WHAT TO PRODUCE
Even if a line seems odd, print it as it is, and include every record.

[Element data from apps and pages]
*** Block opens ***

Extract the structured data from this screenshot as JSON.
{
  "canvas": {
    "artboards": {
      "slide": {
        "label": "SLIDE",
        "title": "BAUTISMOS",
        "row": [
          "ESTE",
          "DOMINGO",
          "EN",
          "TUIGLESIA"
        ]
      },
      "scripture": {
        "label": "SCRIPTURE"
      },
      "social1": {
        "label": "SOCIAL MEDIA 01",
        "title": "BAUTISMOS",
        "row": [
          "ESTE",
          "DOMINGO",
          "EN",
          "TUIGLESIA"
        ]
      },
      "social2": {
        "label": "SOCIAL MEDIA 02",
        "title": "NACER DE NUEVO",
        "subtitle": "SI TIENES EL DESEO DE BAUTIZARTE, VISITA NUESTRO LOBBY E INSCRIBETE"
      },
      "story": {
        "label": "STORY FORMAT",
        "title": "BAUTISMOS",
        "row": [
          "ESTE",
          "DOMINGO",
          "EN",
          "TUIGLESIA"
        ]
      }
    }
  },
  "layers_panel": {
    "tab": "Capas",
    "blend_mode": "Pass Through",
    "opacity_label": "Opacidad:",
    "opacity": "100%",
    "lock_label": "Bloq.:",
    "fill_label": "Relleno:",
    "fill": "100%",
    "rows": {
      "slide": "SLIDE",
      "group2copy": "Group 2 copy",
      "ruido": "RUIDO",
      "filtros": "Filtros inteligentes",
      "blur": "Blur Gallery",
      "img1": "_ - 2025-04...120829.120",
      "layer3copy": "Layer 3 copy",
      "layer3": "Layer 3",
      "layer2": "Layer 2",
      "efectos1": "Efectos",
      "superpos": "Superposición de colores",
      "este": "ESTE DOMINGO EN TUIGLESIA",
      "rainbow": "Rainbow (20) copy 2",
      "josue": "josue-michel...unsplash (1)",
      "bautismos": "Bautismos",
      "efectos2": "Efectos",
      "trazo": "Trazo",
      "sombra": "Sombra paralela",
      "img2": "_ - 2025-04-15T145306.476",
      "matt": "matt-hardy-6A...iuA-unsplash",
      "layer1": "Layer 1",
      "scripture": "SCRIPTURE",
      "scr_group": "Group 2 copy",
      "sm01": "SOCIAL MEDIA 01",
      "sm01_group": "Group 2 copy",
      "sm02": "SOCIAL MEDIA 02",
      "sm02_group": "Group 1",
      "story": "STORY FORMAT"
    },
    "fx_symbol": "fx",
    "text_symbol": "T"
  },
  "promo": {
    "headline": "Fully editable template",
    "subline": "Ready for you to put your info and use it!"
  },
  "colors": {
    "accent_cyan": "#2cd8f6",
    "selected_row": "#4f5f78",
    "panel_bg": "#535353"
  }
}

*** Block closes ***

TASK ANSWER
Extract the structured data from this screenshot as JSON.
{
  "canvas": {
    "artboards": {
      "slide": {
        "label": "SLIDE",
        "title": "BAUTISMOS",
        "row": [
          "ESTE",
          "DOMINGO",
          "EN",
          "TUIGLESIA"
        ]
      },
      "scripture": {
        "label": "SCRIPTURE"
      },
      "social1": {
        "label": "SOCIAL MEDIA 01",
        "title": "BAUTISMOS",
        "row": [
          "ESTE",
          "DOMINGO",
          "EN",
          "TUIGLESIA"
        ]
      },
      "social2": {
        "label": "SOCIAL MEDIA 02",
        "title": "NACER DE NUEVO",
        "subtitle": "SI TIENES EL DESEO DE BAUTIZARTE, VISITA NUESTRO LOBBY E INSCRIBETE"
      },
      "story": {
        "label": "STORY FORMAT",
        "title": "BAUTISMOS",
        "row": [
          "ESTE",
          "DOMINGO",
          "EN",
          "TUIGLESIA"
        ]
      }
    }
  },
  "layers_panel": {
    "tab": "Capas",
    "blend_mode": "Pass Through",
    "opacity_label": "Opacidad:",
    "opacity": "100%",
    "lock_label": "Bloq.:",
    "fill_label": "Relleno:",
    "fill": "100%",
    "rows": {
      "slide": "SLIDE",
      "group2copy": "Group 2 copy",
      "ruido": "RUIDO",
      "filtros": "Filtros inteligentes",
      "blur": "Blur Gallery",
      "img1": "_ - 2025-04...120829.120",
      "layer3copy": "Layer 3 copy",
      "layer3": "Layer 3",
      "layer2": "Layer 2",
      "efectos1": "Efectos",
      "superpos": "Superposición de colores",
      "este": "ESTE DOMINGO EN TUIGLESIA",
      "rainbow": "Rainbow (20) copy 2",
      "josue": "josue-michel...unsplash (1)",
      "bautismos": "Bautismos",
      "efectos2": "Efectos",
      "trazo": "Trazo",
      "sombra": "Sombra paralela",
      "img2": "_ - 2025-04-15T145306.476",
      "matt": "matt-hardy-6A...iuA-unsplash",
      "layer1": "Layer 1",
      "scripture": "SCRIPTURE",
      "scr_group": "Group 2 copy",
      "sm01": "SOCIAL MEDIA 01",
      "sm01_group": "Group 2 copy",
      "sm02": "SOCIAL MEDIA 02",
      "sm02_group": "Group 1",
      "story": "STORY FORMAT"
    },
    "fx_symbol": "fx",
    "text_symbol": "T"
  },
  "promo": {
    "headline": "Fully editable template",
    "subline": "Ready for you to put your info and use it!"
  },
  "colors": {
    "accent_cyan": "#2cd8f6",
    "selected_row": "#4f5f78",
    "panel_bg": "#535353"
  }
}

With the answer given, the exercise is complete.